  3. Set aside money for future expenses – Plan in advance for both short- and long-term big expenses and create a line item for them in your monthly budget.
  4. Save for emergencies – Set aside funds each month to build a reserve of three months living expenses (eventually build up to six) to guard against job loss or unexpected expenses. Having these savings automatically deducted you’re your income makes it easier.
  5. Take advantage of available plans – Company-sponsored 401(k) plans and/or other retirement plans, 529 savings plans and education funds will help you financially later. A little put away today can mean a lot is available tomorrow.
  6. Spend only what you have – Limit uses of credit vehicles like credit cards and high interest cash advances. Pay off credit cards by due dates each month.
  7. Manage your financial life – Regularly manage and monitor your accounts and statements, including balancing your debit/checking account and investment accounts.
  8. Keep an eye on your credit score – Making timely payments is one of the best ways to maintain good credit for future lending. If used responsibly, automatic payment systems like online banking can be beneficial.
  9. Set up Identity Theft Protection on your financial accounts – Regularly change your online and mobile passwords, and safeguard your financial statements.
  10. Openly communicate with your spouse about your family’s financial position – Make sure you both agree on short- and long-term goals.

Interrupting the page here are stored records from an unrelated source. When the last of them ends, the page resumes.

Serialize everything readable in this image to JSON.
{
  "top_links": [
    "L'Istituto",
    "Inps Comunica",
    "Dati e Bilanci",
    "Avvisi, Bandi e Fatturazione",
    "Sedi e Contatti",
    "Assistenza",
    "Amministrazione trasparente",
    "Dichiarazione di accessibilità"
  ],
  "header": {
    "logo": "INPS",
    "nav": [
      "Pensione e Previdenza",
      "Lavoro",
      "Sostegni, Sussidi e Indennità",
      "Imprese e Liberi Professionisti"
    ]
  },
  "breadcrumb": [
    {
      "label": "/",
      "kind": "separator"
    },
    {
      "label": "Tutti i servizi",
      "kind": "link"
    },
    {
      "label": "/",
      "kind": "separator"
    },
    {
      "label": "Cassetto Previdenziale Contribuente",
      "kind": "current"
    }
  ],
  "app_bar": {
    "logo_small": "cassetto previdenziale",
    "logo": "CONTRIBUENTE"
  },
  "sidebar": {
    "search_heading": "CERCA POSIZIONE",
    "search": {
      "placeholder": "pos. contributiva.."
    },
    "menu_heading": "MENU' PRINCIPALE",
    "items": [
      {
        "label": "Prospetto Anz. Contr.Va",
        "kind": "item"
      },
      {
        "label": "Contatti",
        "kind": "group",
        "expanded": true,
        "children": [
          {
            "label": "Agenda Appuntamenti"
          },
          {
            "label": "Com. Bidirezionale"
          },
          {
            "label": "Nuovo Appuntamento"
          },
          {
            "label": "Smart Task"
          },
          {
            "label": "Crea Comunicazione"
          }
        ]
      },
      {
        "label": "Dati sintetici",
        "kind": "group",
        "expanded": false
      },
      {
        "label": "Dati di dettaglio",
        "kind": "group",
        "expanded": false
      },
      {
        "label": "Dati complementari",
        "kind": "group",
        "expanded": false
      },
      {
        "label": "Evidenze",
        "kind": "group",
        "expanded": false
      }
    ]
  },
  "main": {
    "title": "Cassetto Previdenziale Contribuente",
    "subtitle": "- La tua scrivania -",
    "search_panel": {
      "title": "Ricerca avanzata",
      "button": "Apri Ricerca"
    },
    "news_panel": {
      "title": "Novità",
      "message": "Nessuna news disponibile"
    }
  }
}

Teach your children the power of saving and budgeting to put them on the path to a successful financial future.